… and is able to put vision into practice

  1. fixes clear goals for action and measurement;
  2. avoids ‘buts’, staying focused on the vision;
  3. builds strengths and knows the idea will work;
  4. feels prosperous in the process toward achievement.

… while remaining very much in the present

  1. stays vulnerable and open to possibilities;
  2. is honest with self, while knowing that nothing is fixed;
  3. in consequence, avoids undue attachment;
  4. remains authentic and true.

Here’s another entrepreneur behavior: 24/7/365. Know what I mean? An entrepreneur works on the business twenty-four hours a day, seven days a week, three hundred and sixty-five days a year. That’s why you better love what you’re doing!

However, working should not mean beating your brains out or making yourself sick. You need to look after your spirit, avoid stress and maintain your body in a healthy way. It does mean focus, while very much living in the present.
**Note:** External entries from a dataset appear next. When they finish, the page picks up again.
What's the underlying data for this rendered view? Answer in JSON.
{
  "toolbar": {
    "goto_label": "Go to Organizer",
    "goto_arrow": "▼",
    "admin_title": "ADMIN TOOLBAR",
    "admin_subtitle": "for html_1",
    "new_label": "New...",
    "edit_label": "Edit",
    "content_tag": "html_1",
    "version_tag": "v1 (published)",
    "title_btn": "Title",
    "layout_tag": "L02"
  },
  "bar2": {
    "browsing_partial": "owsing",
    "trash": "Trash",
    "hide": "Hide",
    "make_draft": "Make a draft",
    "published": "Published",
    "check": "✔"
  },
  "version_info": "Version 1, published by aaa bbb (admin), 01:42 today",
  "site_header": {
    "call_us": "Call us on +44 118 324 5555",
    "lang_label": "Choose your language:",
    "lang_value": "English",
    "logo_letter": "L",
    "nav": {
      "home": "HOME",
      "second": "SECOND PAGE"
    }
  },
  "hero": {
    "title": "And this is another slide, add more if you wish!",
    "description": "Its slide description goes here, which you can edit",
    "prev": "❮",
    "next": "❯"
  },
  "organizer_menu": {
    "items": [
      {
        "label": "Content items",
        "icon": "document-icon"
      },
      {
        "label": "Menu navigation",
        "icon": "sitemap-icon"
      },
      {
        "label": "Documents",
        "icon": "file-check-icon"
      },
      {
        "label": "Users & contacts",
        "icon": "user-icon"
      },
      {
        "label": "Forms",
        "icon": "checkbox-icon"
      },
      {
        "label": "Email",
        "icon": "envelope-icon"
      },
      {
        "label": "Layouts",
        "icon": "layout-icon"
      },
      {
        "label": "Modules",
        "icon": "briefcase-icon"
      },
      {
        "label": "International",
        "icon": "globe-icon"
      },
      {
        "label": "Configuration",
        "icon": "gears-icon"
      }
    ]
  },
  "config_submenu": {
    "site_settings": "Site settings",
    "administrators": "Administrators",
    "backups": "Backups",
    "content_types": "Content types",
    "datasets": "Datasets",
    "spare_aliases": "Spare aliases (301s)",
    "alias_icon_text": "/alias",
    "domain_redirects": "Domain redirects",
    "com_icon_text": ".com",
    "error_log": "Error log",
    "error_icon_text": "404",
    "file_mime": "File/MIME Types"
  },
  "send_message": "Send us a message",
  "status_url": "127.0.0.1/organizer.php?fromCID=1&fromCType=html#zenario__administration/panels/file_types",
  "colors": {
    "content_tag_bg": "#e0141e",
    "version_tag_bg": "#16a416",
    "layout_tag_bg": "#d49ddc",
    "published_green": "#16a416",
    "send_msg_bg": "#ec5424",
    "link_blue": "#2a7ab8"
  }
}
Nine Ways to Test an Entrepreneurial Idea

I really like the innovation specialist, Scott Anthony suggests that you can test entrepreneurial ideas:

  1. Talk to a prospective customer to get their perspective.
  2. Go to where prospective customers might hang out and watch them for an hour.
  3. Research an analogy.
  4. Talk to someone who you think has good innovation instincts.
  5. Begin to network toward an expert.
  6. Visualize it.
  7. Do a back-of-the-envelope calculation.
  8. Conduct a broader assumption identification exercise.
  9. Spend an hour conducting a past pattern exercise.

Scott is the author of Talk to a prospective customer to get their perspective. The Silver Lining: An Innovation Playbook for Uncertain Times. He talks more about his 9 Ways on an HBR blog.

You may want to visit the United States Association for Small Business and Entrepreneurship whose mission is to advance knowledge and foster business development through entrepreneurship education and research. You are likely to find all kinds of ways that you will be able to enhance your career as an entrepreneur.

Watch some entrepreneurs talking here.

1. If you want to know more on the subject, read the psychologist David McClelland’s book, The Achieving Society; it’s a bit heavy and ‘researchy’, but very interesting and he studied India and Italy as well as the US. It is the starting point for much of the subsequent research on entrepreneurship. When I took the McClelland Quiz my results on achievement/affiliation/power dimensions were: achievement 66; affiliation 41; power 37.

PLEASE NOTE: There is tons of useful stuff on Startup Owl, a site that’s been going for a dozen years. So keep browsing, but know that the founder, Will, now devotes most of his time and energy to his new website that you should definitely visit:

Leave a Comment